But I write realism and The Victoria Lie is predominantly set in London, which is only 59% white (and only 44% British white). So I felt I couldn’t justify having four main female characters – as my main story needed – and not having at least one of them from a different ethic background.
I didn’t just want to plonk a black or Asian character on the page and have no reason for her being there. But at the same time, I didn’t want her race and skin colour to be the only reason for her to be in the story either. I needed a sub plot that would make her race relevant.
The main story in The Victoria Lie is of someone taking a Paracetamol dose and most of the book takes place at this person’s bedside. So I realised I need health-related stories that would tie my character into the book.
At the time I was scoping out my novel, there was a medical story in the news every day: how Albert Thompson had been refused cancer treatment because he couldn’t prove he had the right to live in the UK.
Albert Thompson was part of the Windrush generation – named after one of the boats that brought people across from Caribbean countries to help with post-war labour shortages. They were given indefinite leave to remain in the UK, but many didn’t have any paperwork to prove it.
At this point I knew my non-white character would have Caribbean parentage – and I decided to make her black so that the link between her and Albert Thompson was clearer.
I gave my character a parent who came across on one of the boats. I chose it to be her mother as mothers and daughters often have close bonds. And I also killed off her father prior to the start of the book so it would just be mother and daughter, making their relationship more important to both of them.
I knew I also needed to make this mother ill, but not in a way that would mean her illness would overshadow the main plot. So I researched chronic illnesses – genetic ones that could be passed onto the daughter and which would affect her daughter’s view of the suicide attempt.
I knew I’d found the right condition when I came across Sarcoidosis: a condition that can go into remission for years only to flare up again. The mother would be able to be well now, but still be at risk of needing (and being rejected for) NHS treatment under the Windrush issues.
And there was one other symptom that made Sarcoidosis stand out: it kills black people.
For some reason, Europeans and Asians who develop Sarcoidosis are usually able to fight the condition. Whatever damage has been done by the condition is permanent, but they often go into remission for long periods – and may never suffer another flare-up after the initial one.

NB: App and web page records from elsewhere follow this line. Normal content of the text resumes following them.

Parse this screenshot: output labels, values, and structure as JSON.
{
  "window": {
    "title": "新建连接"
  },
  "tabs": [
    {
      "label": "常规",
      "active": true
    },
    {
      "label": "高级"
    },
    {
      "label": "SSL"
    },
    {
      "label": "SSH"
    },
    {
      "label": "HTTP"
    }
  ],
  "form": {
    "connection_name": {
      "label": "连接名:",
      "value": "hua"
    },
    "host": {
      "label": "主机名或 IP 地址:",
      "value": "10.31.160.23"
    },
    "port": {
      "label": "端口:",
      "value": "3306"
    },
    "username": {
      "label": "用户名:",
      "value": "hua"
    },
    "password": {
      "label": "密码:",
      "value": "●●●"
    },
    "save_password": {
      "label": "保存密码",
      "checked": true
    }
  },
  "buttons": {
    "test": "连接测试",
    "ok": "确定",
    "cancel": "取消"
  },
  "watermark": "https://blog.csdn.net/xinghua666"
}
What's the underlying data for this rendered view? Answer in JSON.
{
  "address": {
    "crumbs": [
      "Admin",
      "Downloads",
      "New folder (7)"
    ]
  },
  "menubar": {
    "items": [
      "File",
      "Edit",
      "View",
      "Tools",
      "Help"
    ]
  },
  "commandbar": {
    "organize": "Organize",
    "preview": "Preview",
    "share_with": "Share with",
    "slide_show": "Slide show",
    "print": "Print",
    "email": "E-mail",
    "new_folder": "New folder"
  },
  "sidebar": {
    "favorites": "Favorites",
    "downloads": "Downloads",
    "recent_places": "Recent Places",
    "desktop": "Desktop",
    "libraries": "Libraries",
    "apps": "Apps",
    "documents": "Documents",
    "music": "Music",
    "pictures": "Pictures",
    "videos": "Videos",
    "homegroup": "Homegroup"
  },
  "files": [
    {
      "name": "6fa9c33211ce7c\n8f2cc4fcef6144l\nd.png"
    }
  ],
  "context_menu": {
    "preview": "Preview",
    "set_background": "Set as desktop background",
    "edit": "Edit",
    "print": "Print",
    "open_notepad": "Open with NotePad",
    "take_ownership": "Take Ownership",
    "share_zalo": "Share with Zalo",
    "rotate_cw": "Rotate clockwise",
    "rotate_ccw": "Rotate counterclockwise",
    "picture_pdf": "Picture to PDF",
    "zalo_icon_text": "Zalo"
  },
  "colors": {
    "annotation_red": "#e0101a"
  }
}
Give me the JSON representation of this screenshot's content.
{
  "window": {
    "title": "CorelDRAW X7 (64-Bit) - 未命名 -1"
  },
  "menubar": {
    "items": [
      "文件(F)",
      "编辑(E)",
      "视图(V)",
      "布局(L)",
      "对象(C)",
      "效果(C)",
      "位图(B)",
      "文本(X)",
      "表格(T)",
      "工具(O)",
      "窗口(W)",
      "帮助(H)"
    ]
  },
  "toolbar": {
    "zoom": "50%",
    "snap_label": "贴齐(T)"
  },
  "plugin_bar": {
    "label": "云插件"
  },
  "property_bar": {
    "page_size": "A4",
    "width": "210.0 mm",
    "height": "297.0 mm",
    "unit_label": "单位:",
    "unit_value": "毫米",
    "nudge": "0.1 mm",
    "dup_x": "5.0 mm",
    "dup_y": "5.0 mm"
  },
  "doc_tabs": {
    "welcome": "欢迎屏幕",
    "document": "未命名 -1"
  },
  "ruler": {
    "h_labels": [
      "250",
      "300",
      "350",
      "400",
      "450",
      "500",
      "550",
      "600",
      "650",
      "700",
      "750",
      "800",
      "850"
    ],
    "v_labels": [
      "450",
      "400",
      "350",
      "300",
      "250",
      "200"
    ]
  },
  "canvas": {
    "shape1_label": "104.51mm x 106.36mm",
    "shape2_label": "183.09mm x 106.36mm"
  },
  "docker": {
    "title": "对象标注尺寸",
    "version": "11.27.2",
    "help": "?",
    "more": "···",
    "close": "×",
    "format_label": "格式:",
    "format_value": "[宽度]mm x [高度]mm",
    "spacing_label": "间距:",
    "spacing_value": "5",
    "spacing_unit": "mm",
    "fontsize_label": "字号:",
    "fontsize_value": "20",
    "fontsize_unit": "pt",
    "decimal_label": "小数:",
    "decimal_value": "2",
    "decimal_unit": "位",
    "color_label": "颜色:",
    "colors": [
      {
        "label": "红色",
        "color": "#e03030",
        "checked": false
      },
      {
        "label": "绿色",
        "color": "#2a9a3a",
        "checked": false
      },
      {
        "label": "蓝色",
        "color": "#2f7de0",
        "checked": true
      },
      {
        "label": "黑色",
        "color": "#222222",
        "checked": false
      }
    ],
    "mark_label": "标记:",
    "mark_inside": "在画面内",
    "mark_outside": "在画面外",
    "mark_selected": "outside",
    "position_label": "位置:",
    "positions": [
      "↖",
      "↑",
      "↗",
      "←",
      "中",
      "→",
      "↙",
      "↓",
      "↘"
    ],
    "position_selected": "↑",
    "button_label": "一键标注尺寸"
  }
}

Black people are not only more likely to suffer from Sarcoidosis, but they are more likely to have acute attacks. As they are less able to fight these attacks, they are more likely to die from the condition. A significant amount of research has been carried out, but so far no reason for the higher mortality rate has been found. Sarcoidosis would give my character a condition very much tied to her ethnicity.
And so my character Ruby was born.